### EXERCISE
In the data below, find every line that has the string "title", and copy it.

---*---

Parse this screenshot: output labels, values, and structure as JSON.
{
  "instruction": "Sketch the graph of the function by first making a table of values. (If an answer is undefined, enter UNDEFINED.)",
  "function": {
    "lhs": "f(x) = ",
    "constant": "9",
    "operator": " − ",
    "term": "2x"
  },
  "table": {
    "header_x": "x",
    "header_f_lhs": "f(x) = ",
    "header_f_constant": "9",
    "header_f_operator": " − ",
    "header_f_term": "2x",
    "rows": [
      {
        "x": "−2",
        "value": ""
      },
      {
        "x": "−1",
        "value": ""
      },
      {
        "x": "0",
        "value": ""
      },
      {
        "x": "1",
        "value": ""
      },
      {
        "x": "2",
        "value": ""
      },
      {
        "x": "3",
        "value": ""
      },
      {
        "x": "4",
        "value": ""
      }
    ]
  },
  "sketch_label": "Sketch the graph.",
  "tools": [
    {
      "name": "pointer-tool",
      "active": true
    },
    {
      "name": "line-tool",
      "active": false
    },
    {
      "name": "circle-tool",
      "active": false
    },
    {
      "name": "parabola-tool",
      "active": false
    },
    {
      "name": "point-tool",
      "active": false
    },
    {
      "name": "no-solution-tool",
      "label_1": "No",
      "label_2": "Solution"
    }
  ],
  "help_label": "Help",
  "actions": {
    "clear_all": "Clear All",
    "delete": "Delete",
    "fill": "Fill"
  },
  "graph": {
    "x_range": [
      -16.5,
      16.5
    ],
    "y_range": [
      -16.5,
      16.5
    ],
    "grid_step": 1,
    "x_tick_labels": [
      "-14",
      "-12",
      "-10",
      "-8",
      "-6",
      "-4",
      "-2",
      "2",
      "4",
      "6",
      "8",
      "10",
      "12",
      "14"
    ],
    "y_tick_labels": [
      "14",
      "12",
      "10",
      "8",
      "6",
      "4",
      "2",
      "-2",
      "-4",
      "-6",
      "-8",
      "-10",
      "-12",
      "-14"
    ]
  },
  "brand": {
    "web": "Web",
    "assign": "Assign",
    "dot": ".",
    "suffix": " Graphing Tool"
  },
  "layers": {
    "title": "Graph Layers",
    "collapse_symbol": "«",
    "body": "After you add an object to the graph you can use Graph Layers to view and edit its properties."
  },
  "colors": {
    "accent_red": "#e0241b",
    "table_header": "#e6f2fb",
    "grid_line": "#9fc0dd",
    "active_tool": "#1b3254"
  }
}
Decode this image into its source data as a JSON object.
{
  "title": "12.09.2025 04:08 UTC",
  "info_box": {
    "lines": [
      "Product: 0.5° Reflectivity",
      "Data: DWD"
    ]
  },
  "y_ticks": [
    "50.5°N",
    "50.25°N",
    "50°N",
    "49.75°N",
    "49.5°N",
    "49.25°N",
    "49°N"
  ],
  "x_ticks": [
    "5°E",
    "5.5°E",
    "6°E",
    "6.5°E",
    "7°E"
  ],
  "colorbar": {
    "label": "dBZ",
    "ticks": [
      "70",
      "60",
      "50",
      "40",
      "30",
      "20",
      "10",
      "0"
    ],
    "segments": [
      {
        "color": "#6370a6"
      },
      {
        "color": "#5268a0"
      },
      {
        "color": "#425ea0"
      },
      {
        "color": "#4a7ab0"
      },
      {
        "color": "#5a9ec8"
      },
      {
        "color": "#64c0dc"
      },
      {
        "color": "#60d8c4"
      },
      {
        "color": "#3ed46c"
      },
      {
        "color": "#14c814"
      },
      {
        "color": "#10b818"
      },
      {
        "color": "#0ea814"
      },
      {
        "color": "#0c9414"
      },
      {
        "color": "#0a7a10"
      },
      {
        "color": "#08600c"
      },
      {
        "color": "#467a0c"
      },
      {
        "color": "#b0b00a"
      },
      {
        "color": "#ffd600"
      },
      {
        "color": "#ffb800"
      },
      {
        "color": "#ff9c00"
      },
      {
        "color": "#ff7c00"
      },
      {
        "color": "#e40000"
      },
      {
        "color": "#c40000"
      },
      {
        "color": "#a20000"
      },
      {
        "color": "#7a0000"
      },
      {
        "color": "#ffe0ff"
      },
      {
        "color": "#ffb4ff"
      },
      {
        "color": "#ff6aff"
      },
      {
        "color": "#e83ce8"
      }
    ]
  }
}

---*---

### SOLUTION
    "title": "Graph Layers",
  "title": "12.09.2025 04:08 UTC",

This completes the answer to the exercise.